Those in New Jersey who have an aging loved one who is in need of around-the-clock care may find the costs associated with such care can be distressing. As of now, 24/7 in-home care can set a person back $7,000 monthly. If you'd like your loved one to live in an assisted living community, this could cost as much as $8,000 monthly. And, should your loved one need nursing home care, the price tag could be a staggering $12,000 monthly. These costs could easily wipe out a person's finances all too quickly.
As people in New Jersey age, they may find their ability to care for themselves has declined. Whether it is due to an illness, an injury or simply old age, a person might decide that they have long-term care needs. Such care comes at a cost, however. Some people may be relying on Medicaid to pay for these services.
To qualify for Medicaid benefits, the combined total of a person's income and assets cannot surpass a certain threshold, which is relatively low. A person's home may be counted as an asset for the purpose of Medicaid qualification. However, people in New Jersey need not impoverish themselves to obtain Medicaid benefits. This is because there are exceptions to what counts as an asset when determining whether one is eligible for Medicaid.
The baby boomer generation is aging, and some may find that their parents are in need of nursing home care, or they may have reached an age where they themselves need nursing home care. Many people in such situations will want to apply for Medicaid benefits. However, sometimes when a person applies for Medicaid, their application is denied.
One thing that will be considered when a person in New Jersey applies for Medicaid benefits is that person's income. There is a limit to the amount of income a person can make for the purposes of receiving Medicaid benefits. Of course, income includes any wages earned. However, it can include other financial resources as well.
Medicaid benefits can be very important for those who need long-term care, but applicants must have a limited income in order to qualify. New Jersey residents in such situations may fear that they will be ineligible for Medicaid, because their income is too high. However, there are means for a person to retain income in a way that still allows them to qualify for Medicaid.
As our nation's population ages, more and more people will need care in their older years. Whether they choose in-home care, an assisted living facility or a traditional nursing home, paying for such care can easily exhaust a person's financial resources and nest egg. Some people in New Jersey may assume that when the time comes, they'll utilize Medicaid to pay for their long-term care needs. The issue with this is that a person must have little in the way of "countable assets," in order to qualify for Medicaid. This means that before Medicaid will pay for their long-term care needs, they will need to have exhausted nearly all their other sources of assets on medical care, without leaving any inheritance to loved ones.

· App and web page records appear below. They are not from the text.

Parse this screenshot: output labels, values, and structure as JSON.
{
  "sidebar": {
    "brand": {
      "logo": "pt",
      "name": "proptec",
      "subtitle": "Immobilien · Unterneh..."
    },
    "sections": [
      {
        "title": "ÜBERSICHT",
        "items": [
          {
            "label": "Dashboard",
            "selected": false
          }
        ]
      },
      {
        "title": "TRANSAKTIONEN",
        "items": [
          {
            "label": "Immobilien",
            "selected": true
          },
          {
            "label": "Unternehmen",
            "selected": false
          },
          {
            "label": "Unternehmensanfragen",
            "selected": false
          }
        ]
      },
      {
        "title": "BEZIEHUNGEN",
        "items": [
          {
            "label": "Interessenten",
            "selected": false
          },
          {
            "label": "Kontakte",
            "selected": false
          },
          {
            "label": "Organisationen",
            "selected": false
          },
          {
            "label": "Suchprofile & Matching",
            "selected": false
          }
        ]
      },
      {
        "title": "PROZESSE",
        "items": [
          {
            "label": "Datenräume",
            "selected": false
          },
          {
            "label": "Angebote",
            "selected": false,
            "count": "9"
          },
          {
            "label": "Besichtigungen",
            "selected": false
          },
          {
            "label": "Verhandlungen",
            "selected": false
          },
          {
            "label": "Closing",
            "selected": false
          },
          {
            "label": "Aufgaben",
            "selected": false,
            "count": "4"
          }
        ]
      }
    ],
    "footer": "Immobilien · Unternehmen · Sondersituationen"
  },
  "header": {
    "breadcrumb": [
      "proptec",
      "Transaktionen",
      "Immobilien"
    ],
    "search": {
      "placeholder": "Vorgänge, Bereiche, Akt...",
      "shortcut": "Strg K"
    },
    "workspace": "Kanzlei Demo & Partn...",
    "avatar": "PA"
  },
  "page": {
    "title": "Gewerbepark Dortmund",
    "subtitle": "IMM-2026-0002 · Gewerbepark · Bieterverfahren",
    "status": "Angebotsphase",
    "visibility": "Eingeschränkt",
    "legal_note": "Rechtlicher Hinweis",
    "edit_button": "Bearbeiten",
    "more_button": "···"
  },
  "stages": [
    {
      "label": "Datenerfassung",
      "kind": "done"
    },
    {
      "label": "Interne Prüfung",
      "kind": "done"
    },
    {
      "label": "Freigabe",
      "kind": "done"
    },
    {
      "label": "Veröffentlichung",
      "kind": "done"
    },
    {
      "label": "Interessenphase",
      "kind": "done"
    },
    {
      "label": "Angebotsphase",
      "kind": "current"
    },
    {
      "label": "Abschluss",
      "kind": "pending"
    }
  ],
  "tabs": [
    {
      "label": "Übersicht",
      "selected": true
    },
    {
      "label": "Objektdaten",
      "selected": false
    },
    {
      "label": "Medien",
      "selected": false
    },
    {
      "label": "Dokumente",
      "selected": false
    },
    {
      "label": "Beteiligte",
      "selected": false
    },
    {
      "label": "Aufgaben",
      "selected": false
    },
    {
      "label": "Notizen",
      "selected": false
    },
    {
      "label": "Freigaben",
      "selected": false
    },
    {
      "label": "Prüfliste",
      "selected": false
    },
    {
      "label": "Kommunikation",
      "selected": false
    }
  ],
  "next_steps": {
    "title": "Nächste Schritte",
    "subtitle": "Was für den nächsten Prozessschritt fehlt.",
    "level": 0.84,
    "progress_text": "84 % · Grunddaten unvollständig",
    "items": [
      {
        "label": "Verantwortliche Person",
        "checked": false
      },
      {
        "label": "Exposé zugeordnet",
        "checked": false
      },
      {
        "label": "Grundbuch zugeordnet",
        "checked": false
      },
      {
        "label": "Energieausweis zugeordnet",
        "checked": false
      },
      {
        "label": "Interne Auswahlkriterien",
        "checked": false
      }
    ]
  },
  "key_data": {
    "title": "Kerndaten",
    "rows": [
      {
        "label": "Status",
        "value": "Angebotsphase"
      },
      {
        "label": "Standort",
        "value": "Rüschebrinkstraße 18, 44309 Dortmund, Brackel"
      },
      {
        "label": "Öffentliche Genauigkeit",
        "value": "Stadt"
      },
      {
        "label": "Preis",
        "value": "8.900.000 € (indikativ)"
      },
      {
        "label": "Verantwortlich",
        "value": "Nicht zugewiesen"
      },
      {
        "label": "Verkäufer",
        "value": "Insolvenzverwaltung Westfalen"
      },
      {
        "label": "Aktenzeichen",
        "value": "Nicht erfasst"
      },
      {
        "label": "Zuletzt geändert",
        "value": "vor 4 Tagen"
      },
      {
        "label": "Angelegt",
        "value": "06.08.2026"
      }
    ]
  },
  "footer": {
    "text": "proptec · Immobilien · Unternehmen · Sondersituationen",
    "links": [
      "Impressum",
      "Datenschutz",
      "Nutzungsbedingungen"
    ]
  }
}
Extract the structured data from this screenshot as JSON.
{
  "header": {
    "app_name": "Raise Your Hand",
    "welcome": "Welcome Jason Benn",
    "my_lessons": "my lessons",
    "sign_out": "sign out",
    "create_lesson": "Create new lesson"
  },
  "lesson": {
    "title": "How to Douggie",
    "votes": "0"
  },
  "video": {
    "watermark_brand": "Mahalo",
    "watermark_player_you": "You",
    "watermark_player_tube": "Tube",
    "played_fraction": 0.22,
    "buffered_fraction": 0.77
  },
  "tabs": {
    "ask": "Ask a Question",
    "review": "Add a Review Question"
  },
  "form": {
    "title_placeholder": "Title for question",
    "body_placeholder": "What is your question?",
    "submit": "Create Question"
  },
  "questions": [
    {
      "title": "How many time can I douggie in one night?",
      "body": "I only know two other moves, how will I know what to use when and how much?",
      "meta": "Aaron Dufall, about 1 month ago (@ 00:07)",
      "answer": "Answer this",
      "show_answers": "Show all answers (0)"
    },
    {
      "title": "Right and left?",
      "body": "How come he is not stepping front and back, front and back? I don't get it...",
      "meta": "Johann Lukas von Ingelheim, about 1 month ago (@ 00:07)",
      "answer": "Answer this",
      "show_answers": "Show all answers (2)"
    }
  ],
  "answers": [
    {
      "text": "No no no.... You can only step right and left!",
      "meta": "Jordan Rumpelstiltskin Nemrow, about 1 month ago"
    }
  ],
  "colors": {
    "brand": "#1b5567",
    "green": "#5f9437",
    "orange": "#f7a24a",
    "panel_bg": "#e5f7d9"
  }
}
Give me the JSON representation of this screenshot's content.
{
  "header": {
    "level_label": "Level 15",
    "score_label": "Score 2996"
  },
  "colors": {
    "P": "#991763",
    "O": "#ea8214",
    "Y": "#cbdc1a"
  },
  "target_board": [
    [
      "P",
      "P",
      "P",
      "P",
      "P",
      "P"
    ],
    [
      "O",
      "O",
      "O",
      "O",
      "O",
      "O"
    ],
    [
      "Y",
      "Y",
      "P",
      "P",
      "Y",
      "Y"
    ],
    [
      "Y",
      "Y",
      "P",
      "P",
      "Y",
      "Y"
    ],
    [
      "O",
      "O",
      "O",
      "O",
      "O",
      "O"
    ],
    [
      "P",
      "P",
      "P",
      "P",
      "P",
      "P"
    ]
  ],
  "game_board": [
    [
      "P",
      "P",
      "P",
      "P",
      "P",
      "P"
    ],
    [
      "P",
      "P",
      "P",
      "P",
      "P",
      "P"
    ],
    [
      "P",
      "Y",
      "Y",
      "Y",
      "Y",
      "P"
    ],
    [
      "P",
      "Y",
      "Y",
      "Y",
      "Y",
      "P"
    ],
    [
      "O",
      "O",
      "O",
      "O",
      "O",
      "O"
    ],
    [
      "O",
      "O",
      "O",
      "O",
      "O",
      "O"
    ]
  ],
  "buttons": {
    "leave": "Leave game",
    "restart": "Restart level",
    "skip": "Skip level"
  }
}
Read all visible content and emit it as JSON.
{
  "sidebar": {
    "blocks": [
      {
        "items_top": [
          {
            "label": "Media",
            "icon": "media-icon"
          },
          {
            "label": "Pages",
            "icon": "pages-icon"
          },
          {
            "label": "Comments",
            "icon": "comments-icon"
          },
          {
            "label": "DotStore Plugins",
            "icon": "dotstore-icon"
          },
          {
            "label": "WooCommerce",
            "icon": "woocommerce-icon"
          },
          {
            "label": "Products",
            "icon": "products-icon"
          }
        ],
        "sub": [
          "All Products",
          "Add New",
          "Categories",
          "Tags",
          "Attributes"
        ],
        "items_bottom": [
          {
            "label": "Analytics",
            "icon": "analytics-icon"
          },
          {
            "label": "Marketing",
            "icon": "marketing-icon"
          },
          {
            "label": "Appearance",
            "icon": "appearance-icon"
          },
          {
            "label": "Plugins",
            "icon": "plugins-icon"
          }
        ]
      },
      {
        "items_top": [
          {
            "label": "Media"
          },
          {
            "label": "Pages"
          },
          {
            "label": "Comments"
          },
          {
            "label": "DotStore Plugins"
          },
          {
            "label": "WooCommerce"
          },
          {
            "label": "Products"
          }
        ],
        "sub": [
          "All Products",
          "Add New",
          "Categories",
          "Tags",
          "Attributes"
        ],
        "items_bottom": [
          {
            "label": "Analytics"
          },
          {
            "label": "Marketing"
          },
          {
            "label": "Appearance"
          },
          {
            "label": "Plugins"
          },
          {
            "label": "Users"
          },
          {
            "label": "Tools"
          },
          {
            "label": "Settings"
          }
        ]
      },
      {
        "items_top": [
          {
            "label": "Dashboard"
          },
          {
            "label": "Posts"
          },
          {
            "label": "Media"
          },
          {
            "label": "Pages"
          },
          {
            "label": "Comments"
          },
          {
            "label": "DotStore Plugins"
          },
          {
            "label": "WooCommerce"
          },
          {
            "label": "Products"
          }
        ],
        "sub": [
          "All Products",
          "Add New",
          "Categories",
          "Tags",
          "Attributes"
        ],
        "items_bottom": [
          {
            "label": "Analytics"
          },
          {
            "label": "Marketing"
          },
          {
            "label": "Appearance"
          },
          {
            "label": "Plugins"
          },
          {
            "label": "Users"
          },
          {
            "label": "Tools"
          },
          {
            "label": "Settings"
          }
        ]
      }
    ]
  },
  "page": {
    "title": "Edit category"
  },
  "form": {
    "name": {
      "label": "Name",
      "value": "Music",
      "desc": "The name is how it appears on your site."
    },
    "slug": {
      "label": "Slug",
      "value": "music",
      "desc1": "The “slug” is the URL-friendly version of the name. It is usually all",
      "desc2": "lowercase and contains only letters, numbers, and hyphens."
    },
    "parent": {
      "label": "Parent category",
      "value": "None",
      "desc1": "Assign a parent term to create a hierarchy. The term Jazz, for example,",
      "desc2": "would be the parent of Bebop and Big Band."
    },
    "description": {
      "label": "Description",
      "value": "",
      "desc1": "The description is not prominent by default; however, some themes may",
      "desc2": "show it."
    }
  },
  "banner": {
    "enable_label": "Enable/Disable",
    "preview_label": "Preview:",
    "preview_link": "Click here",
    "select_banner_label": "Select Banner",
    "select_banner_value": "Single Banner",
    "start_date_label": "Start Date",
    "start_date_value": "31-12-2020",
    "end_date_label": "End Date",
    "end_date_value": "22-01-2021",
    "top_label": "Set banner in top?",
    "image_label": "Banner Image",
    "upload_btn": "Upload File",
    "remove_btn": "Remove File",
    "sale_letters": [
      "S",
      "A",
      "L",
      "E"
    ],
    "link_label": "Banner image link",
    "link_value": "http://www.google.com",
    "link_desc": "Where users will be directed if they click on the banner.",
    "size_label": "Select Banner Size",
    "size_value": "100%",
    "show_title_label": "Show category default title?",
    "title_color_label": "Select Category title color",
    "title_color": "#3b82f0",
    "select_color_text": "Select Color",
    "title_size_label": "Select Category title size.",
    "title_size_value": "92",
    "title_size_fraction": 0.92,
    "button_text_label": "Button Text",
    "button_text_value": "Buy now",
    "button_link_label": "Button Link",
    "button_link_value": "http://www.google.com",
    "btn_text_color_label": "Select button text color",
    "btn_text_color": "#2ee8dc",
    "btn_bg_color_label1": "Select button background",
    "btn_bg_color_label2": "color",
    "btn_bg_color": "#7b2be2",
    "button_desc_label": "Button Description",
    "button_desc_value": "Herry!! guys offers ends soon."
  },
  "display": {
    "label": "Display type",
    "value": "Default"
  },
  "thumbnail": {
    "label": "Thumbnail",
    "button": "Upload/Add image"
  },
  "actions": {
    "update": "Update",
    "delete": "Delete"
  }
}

Many people in East Hanover may be planning for the fact that they may eventually need to enter a nursing home. While they may put a lot of thought into which facility would provide them with the best quality of care, they also will have to consider how they will pay for nursing home care. And nursing homes aren't cheap. A 2012 survey reported that, depending on where they are located, a stay in a nursing home could cost anywhere from $6,600 to $15,000 monthly. This is a huge expense that must be accounted for.
Many people in New Jersey rely on the availability of Medicaid services to allow them to pay for their health care both now or in the future. However, the U.S. Centers for Medicare & Medicaid Services has issued guidelines regarding states' rights to make it mandatory for certain people who receive Medicaid benefits to work in order to keep receiving benefits. This is a big departure from how the Medicaid and Medicare programs have operated in the past. For example, under these guidelines, if a person does not have a disability and is of a working age, then in order to receive benefits the state could require that person to get a job, volunteer or go back to school. Caregiving may fulfill this requirement.
Many married senior citizens in New Jersey are relying on Medicaid to pay for their medical and care needs once they are unable to take care of themselves on their own. However, they may be concerned that their assets will be depleted if one spouse needs to enter a nursing home, leaving the healthy spouse with nothing. However, it may be possible for the healthy spouse to keep certain assets, even if the other spouse applies for Medicaid funds to pay for nursing home care.